For main I chose pork fillet. It was served with mashed potato and broccoli and the star of the show a little fried piggy nugget of probably trotter or cheek. The fillet was bland compared the gooey meatiness of the nugget. Again it was fine but without any wow.
Better was a plateful of veal kidneys. I only tried a little of this but what I tried was meaty and delicately offaly. This was the best dish of the day.
Desserts; I ordered roast pineapple and raisin ice cream / frozen raisin thing. It wasn’t ice cream - I am not sure what it was called. The roast pineapple was a cube of about an inch or so and warm, it was sat on a slice of raw pineapple. The raisin ice cream thing was sliced like Swiss roll. It was not as good as other desserts I have had here.
The other dessert was a rhubarb trifle. Again it was perfectly nice but lacking the extra required in elevating the good to the very good. Something I could have made at home was the verdict.
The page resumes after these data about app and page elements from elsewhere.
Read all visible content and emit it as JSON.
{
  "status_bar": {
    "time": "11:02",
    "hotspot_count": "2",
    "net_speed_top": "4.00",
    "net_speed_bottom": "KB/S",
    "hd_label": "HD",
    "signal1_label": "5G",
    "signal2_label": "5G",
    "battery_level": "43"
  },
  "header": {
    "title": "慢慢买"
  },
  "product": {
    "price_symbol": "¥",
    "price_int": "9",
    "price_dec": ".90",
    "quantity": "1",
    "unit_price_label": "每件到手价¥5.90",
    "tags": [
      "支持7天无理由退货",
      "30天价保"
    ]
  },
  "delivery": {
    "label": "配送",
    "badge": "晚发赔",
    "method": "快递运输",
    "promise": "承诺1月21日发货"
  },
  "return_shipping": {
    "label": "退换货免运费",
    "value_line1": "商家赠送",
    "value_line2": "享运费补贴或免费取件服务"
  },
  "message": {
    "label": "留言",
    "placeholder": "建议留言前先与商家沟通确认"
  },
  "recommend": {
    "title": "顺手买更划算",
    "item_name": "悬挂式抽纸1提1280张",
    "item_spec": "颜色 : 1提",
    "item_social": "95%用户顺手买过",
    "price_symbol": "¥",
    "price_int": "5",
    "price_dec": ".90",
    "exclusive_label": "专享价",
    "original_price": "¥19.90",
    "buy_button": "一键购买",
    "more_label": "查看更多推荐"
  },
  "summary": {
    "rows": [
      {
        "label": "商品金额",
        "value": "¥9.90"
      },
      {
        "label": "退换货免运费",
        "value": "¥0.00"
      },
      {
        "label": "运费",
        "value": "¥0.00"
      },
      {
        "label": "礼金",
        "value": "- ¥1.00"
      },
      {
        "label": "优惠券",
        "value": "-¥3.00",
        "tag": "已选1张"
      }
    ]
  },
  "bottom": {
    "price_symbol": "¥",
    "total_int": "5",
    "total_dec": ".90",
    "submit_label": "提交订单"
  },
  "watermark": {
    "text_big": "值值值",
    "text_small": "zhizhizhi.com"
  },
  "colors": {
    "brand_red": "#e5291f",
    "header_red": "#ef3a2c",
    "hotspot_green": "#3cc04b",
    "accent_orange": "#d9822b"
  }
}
We ended with coffee and Eccles cakes.
I don’t think I have been since the dining room was redecorated and additional tables added. There are too many tables in my opinion. It is a squeeze for the staff at times and some of the tables are now too close. The dining room was full so there is clearly demand but I am not sure that the kitchen can keep up with the dining rooms. (There is also a private dining room, although I don’t know if this was open on this occasion).
We arrived early and waited about twenty/thirty minutes past our reservation time to be shown to our table on this occasion. It did cross my mind to ask to go directly to our table on arrival but they like you to relax in the lounge with the menus and drinks so if you book for one thirty they suggest you arrive at one, but then you have to wait. It is a shame as I have enjoyed a number of meals here. Of the food, nothing was at all bad; it was just not as good as it has been on the other occasions I have eaten here. I will go back at some point but I will probably give it a miss for a while.
Posted 15 October 2012 - 10:32 AM
There was a canapé with the aperitifs in the lounge – very thin biscuits and a black pea houmous. And, once in the dining room, there was a good selection of bread. We tried the cheese one and a roasted onion one. Both very good.
“Foragers soup” was based on leeks with a background flavouring from lovage, bittercress and sorrel. It was light, interesting and totally delicious. The other starter, a game turnover, was another success. Crisp pastry, enclosing what I think was mainly rabbit. Alongside, a few salad leaves; turnip puree and a few dice of pickled turnip. Really rather fab as starts to an autumn lunch.
For mains, beef cheek was packed with flavour and whatever it had been cooked in was now just clinging to the meat. There were some sautéed wild mushrooms and a little spinach. And mashed potatoes. Not pomme puree. Not a sloppy goo. Just proper mashed potatoes. They appeared on the other plate, as well. Here they accompanied hake. There was also thick slices of leek – boiled and then finished in the pan to char them slightly. But the star accompaniment here was a wonderfully crisp onion and turmeric fritter – a Michelin onion bhaji, if you will.
Desserts were as good as the previous courses. Roasted pineapple sat alongside rum and raisin ice cream, together with a little rum and lime sauce – for that totally tropical taste. My dessert had its own lilt but one firmly fixed in Britain. A mousse, lightly flavoured with Horlicks, was topped with a dice of Bramley apple and a little apple sorbet. Just excellent.
And, to finish, good strong espresso and a little Eccles cake.
Posted 08 November 2012 - 04:09 AM